Tim Rekow and Mike Gahlon, both of the Twin Cities, spent four hours on Mille Lacs on Saturday beneath a bright sun, fishing from 10 a.m. to 2 p.m. on 9 Mile and 7 Mile Flats.

Like most anglers on the big lake this summer, they found hot fishing. They boated eight walleyes, including two behemoths, one measuring 25 inches and the other 27 inches.

Question: Are Mille Lacs anglers this summer having success because the lake’s walleyes are more plentiful than the Department of Natural Resources believes? Or is the bite hot because perch and other forage fish are in short supply?

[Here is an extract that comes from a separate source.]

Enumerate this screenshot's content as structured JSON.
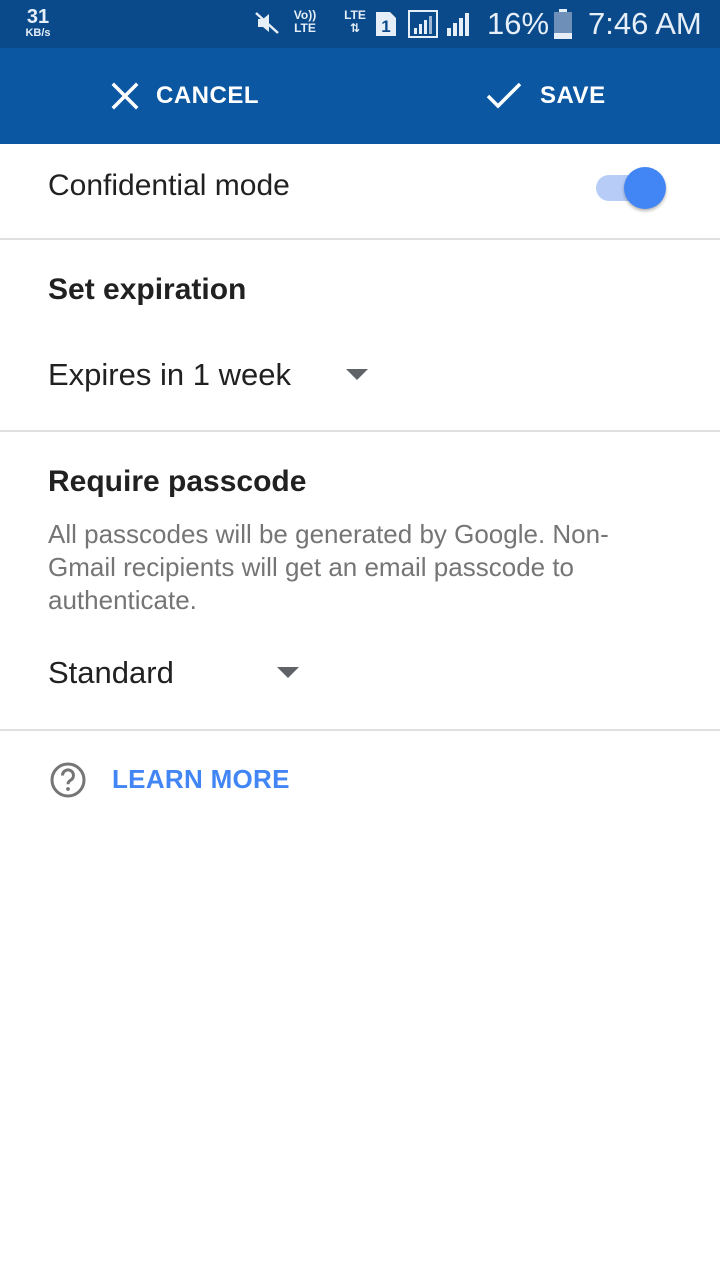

Either way, the success Rekow and Gahlon found has been more the norm than the exception on Mille Lacs this summer.

Typically, a lake with such a hot walleye bite would draw a lot of interest. That’s not the case this summer on Mille Lacs, DNR fisheries chief Don Pereira said. Angler activity has been low, he said, because the lake is governed this summer by a no-harvest, total-release walleye restriction.

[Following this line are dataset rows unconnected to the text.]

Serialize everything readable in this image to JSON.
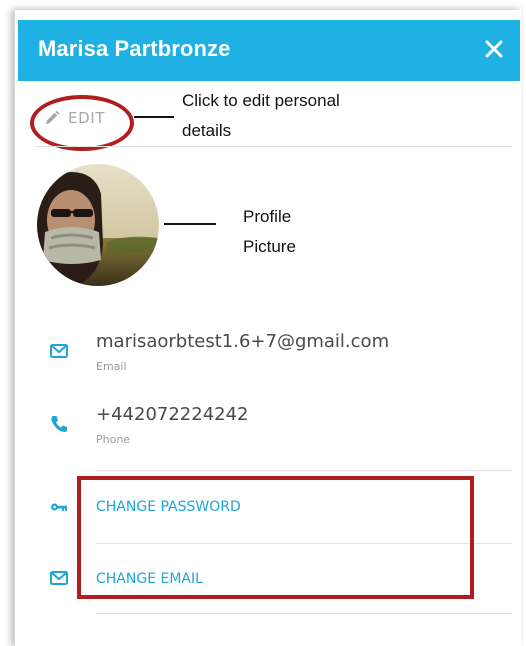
{
  "header": {
    "title": "Marisa Partbronze"
  },
  "edit": {
    "label": "EDIT"
  },
  "annotations": {
    "edit_line1": "Click to edit personal",
    "edit_line2": "details",
    "profile_line1": "Profile",
    "profile_line2": "Picture"
  },
  "contact": {
    "email_value": "marisaorbtest1.6+7@gmail.com",
    "email_caption": "Email",
    "phone_value": "+442072224242",
    "phone_caption": "Phone"
  },
  "actions": {
    "change_password": "CHANGE PASSWORD",
    "change_email": "CHANGE EMAIL"
  },
  "colors": {
    "header_bg": "#1fb1e3",
    "link": "#1fa6d9",
    "annotation_red": "#b01e1e"
  },
  "icons": {
    "close": "close-icon",
    "edit": "pencil-icon",
    "email": "mail-icon",
    "phone": "phone-icon",
    "password": "key-icon"
  }
}
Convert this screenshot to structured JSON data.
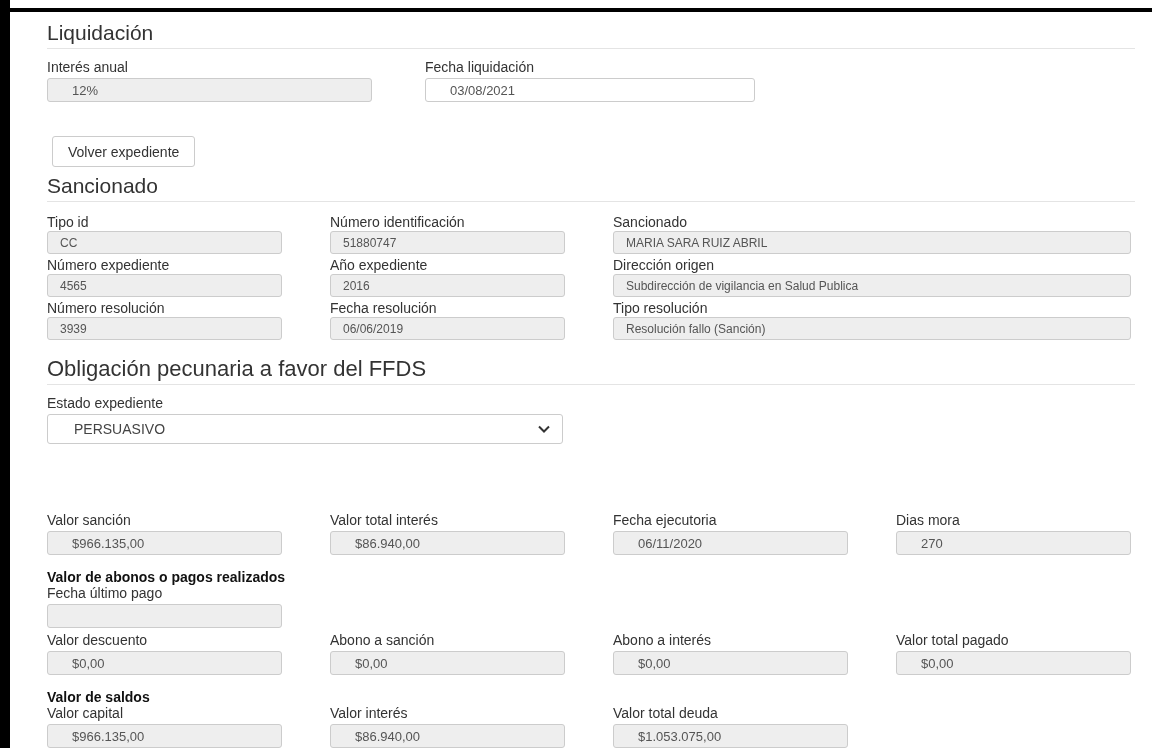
{
  "liquidacion": {
    "title": "Liquidación",
    "fields": [
      {
        "label": "Interés anual",
        "value": "12%",
        "disabled": true
      },
      {
        "label": "Fecha liquidación",
        "value": "03/08/2021",
        "disabled": false
      }
    ]
  },
  "back_button": "Volver expediente",
  "sancionado": {
    "title": "Sancionado",
    "fields": [
      {
        "label": "Tipo id",
        "value": "CC",
        "disabled": true
      },
      {
        "label": "Número identificación",
        "value": "51880747",
        "disabled": true
      },
      {
        "label": "Sancionado",
        "value": "MARIA SARA RUIZ ABRIL",
        "disabled": true,
        "wide": true
      },
      {
        "label": "Número expediente",
        "value": "4565",
        "disabled": true
      },
      {
        "label": "Año expediente",
        "value": "2016",
        "disabled": true
      },
      {
        "label": "Dirección origen",
        "value": "Subdirección de vigilancia en Salud Publica",
        "disabled": true,
        "wide": true
      },
      {
        "label": "Número resolución",
        "value": "3939",
        "disabled": true
      },
      {
        "label": "Fecha resolución",
        "value": "06/06/2019",
        "disabled": true
      },
      {
        "label": "Tipo resolución",
        "value": "Resolución fallo (Sanción)",
        "disabled": true,
        "wide": true
      }
    ]
  },
  "obligacion": {
    "title": "Obligación pecunaria a favor del FFDS",
    "estado": {
      "label": "Estado expediente",
      "value": "PERSUASIVO"
    },
    "groups": [
      {
        "fields": [
          {
            "label": "Valor sanción",
            "value": "$966.135,00",
            "disabled": true
          },
          {
            "label": "Valor total interés",
            "value": "$86.940,00",
            "disabled": true
          },
          {
            "label": "Fecha ejecutoria",
            "value": "06/11/2020",
            "disabled": true
          },
          {
            "label": "Dias mora",
            "value": "270",
            "disabled": true
          }
        ]
      },
      {
        "heading": "Valor de abonos o pagos realizados",
        "lead_field": {
          "label": "Fecha último pago",
          "disabled": true
        },
        "fields": [
          {
            "label": "Valor descuento",
            "value": "$0,00",
            "disabled": true
          },
          {
            "label": "Abono a sanción",
            "value": "$0,00",
            "disabled": true
          },
          {
            "label": "Abono a interés",
            "value": "$0,00",
            "disabled": true
          },
          {
            "label": "Valor total pagado",
            "value": "$0,00",
            "disabled": true
          }
        ]
      },
      {
        "heading": "Valor de saldos",
        "fields": [
          {
            "label": "Valor capital",
            "value": "$966.135,00",
            "disabled": true
          },
          {
            "label": "Valor interés",
            "value": "$86.940,00",
            "disabled": true
          },
          {
            "label": "Valor total deuda",
            "value": "$1.053.075,00",
            "disabled": true
          }
        ]
      }
    ]
  }
}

Yet because the DNR must include in anglers’ 28,600-pound walleye quota this year the estimated weight of walleyes that die after being caught and released, an estimated 453 pounds of Mille Lacs walleyes (207 fish) were “harvested” as of May 31.

An updated Mille Lacs walleye hooking mortality estimate should be available later this week, Pereira said. He added that his agency is using water temperature sensors throughout the lake this summer to help ensure the estimate’s accuracy.

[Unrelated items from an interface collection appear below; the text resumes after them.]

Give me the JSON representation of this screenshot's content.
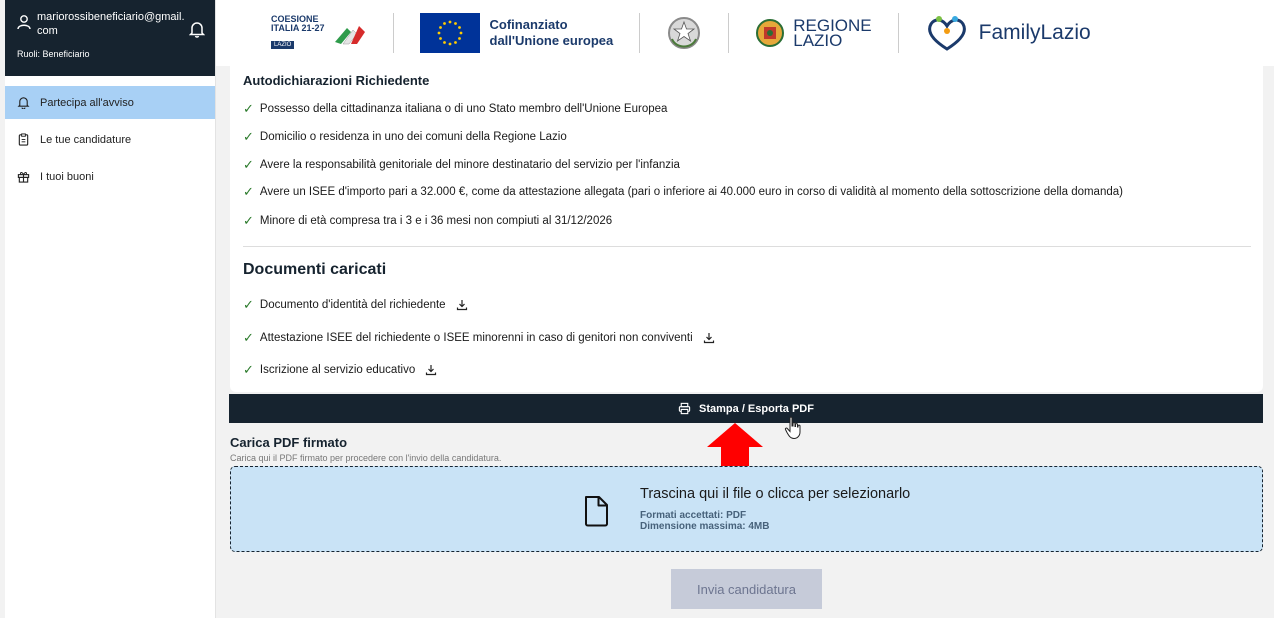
{
  "user": {
    "email": "mariorossibeneficiario@gmail.com",
    "roles": "Ruoli: Beneficiario"
  },
  "nav": [
    {
      "label": "Partecipa all'avviso",
      "icon": "bell-icon",
      "active": true
    },
    {
      "label": "Le tue candidature",
      "icon": "clipboard-icon",
      "active": false
    },
    {
      "label": "I tuoi buoni",
      "icon": "gift-icon",
      "active": false
    }
  ],
  "header": {
    "coesione": {
      "line1": "COESIONE",
      "line2": "ITALIA 21-27",
      "badge": "LAZIO"
    },
    "eu_line1": "Cofinanziato",
    "eu_line2": "dall'Unione europea",
    "regione_line1": "REGIONE",
    "regione_line2": "LAZIO",
    "family": "FamilyLazio"
  },
  "autodichiarazioni": {
    "title": "Autodichiarazioni Richiedente",
    "items": [
      "Possesso della cittadinanza italiana o di uno Stato membro dell'Unione Europea",
      "Domicilio o residenza in uno dei comuni della Regione Lazio",
      "Avere la responsabilità genitoriale del minore destinatario del servizio per l'infanzia",
      "Avere un ISEE d'importo pari a 32.000 €, come da attestazione allegata (pari o inferiore ai 40.000 euro in corso di validità al momento della sottoscrizione della domanda)",
      "Minore di età compresa tra i 3 e i 36 mesi non compiuti al 31/12/2026"
    ]
  },
  "documenti": {
    "title": "Documenti caricati",
    "items": [
      "Documento d'identità del richiedente",
      "Attestazione ISEE del richiedente o ISEE minorenni in caso di genitori non conviventi",
      "Iscrizione al servizio educativo"
    ]
  },
  "print_label": "Stampa / Esporta PDF",
  "upload": {
    "title": "Carica PDF firmato",
    "help": "Carica qui il PDF firmato per procedere con l'invio della candidatura.",
    "drop_main": "Trascina qui il file o clicca per selezionarlo",
    "formats": "Formati accettati: PDF",
    "max_size": "Dimensione massima: 4MB"
  },
  "submit_label": "Invia candidatura",
  "colors": {
    "dark": "#16232f",
    "nav_active": "#a8d0f5",
    "dropzone": "#c9e3f6",
    "arrow": "#ff0000"
  }
}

Owners of Mille Lacs resorts and other area businesses hope the 28,600-pound quota goes unmet this year.

Last summer, Mille Lacs walleye fishing ended in early August when the same quota was met. The DNR blamed a hot bite, in part. But high air and water temperatures in July also played a role. The warmer the water, the more likely fish are to die after being caught and released.